Assembly Bill 2548, now awaiting Gov. Jerry Brown’s signature (unlikely) or veto (more likely) would embrace “multiple measures” but put more emphasis on academic achievement and comply with a new federal school law that requires low-performing schools to be identified.
Brown, taking his cue from Michael Kirst, the state school board’s president, championed an overhaul of school finance that gives districts with large numbers of poor or “English-learner” students extra money to raise their academic performances and close the “achievement gap” to which Weber refers.
Brown and Kirst, however, have been curiously reluctant to adopt tight oversight of how local schools are spending the extra billions and whether they are, in fact, having an academic effect. Brown has cited “subsidiarity” – leaving implementation to local school officials – as his mantra.
Their preferences mesh with those of professional educators and teacher unions, which dislike what they see as the punitive approaches of past state and federal policies.
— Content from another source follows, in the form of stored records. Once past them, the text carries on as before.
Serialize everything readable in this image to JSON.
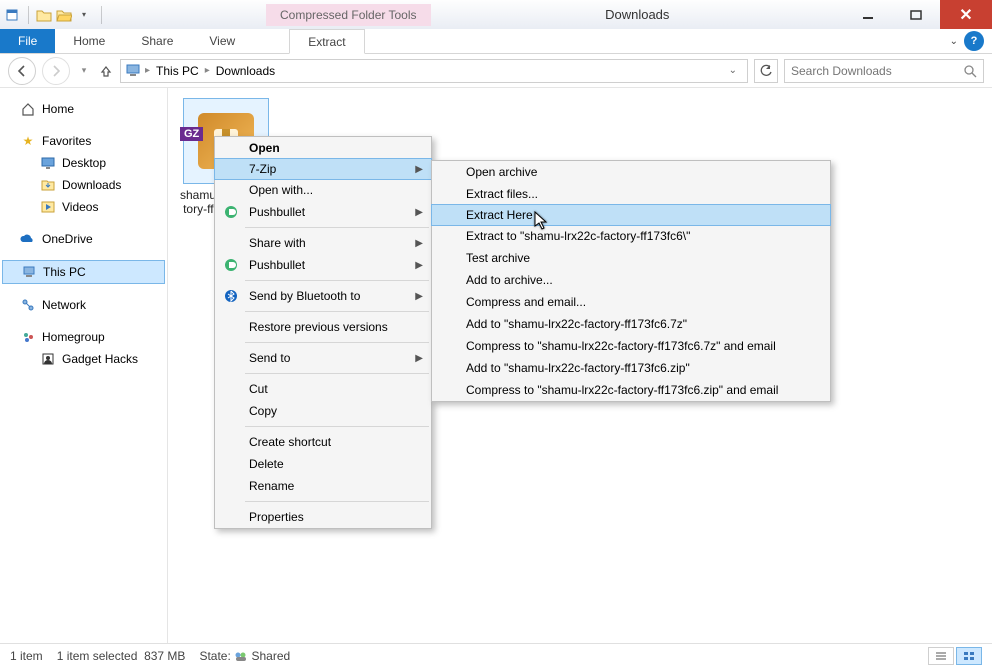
{
  "window": {
    "title": "Downloads",
    "tool_context": "Compressed Folder Tools"
  },
  "ribbon": {
    "file": "File",
    "tabs": [
      "Home",
      "Share",
      "View"
    ],
    "context_tab": "Extract"
  },
  "nav": {
    "segments": [
      "This PC",
      "Downloads"
    ],
    "search_placeholder": "Search Downloads"
  },
  "sidebar": {
    "home": "Home",
    "favorites": {
      "label": "Favorites",
      "items": [
        "Desktop",
        "Downloads",
        "Videos"
      ]
    },
    "onedrive": "OneDrive",
    "thispc": "This PC",
    "network": "Network",
    "homegroup": {
      "label": "Homegroup",
      "items": [
        "Gadget Hacks"
      ]
    }
  },
  "file": {
    "name_line1": "shamu-lrx22c-fac",
    "name_line2": "tory-ff173fc6.tgz"
  },
  "context_menu": {
    "open": "Open",
    "sevenzip": "7-Zip",
    "openwith": "Open with...",
    "pushbullet": "Pushbullet",
    "sharewith": "Share with",
    "pushbullet2": "Pushbullet",
    "sendbt": "Send by Bluetooth to",
    "restore": "Restore previous versions",
    "sendto": "Send to",
    "cut": "Cut",
    "copy": "Copy",
    "shortcut": "Create shortcut",
    "delete": "Delete",
    "rename": "Rename",
    "properties": "Properties"
  },
  "submenu": {
    "open_archive": "Open archive",
    "extract_files": "Extract files...",
    "extract_here": "Extract Here",
    "extract_to": "Extract to \"shamu-lrx22c-factory-ff173fc6\\\"",
    "test": "Test archive",
    "add_archive": "Add to archive...",
    "compress_email": "Compress and email...",
    "add_7z": "Add to \"shamu-lrx22c-factory-ff173fc6.7z\"",
    "compress_7z_email": "Compress to \"shamu-lrx22c-factory-ff173fc6.7z\" and email",
    "add_zip": "Add to \"shamu-lrx22c-factory-ff173fc6.zip\"",
    "compress_zip_email": "Compress to \"shamu-lrx22c-factory-ff173fc6.zip\" and email"
  },
  "status": {
    "count": "1 item",
    "selected": "1 item selected",
    "size": "837 MB",
    "state_label": "State:",
    "state_value": "Shared"
  }
}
Without tighter supervision, critics counter, local school officials are under great pressure to spend – or squander – the billions of extra dollars on salary increases and other items that don’t directly benefit what are called “at risk” kids, who are about 60 percent of the state’s students.
There are already indications that the extra money is being siphoned into broader categories of spending and that the “Local Control and Accountability Plans” that districts are adopting to guide spending are wordy, confusing and ineffective.
A recent poll by the Rossier School of Education at the University of Southern California found that more than half of registered voters aren’t even aware that the state has changed its school finance system.
The results “raise serious questions about the implementation of one of the key tenets … meaningful stakeholder engagement in the development of district goals and decisions around resource allocation,” said Julie Marsh, co-director of Policy Analysis for California Education, a sponsor of the poll.
Depending on local taxpayers and parents to oversee the spending, with only loose state-level accountability, may at best be sophistry and at worst a cynical maneuver to evade true accountability.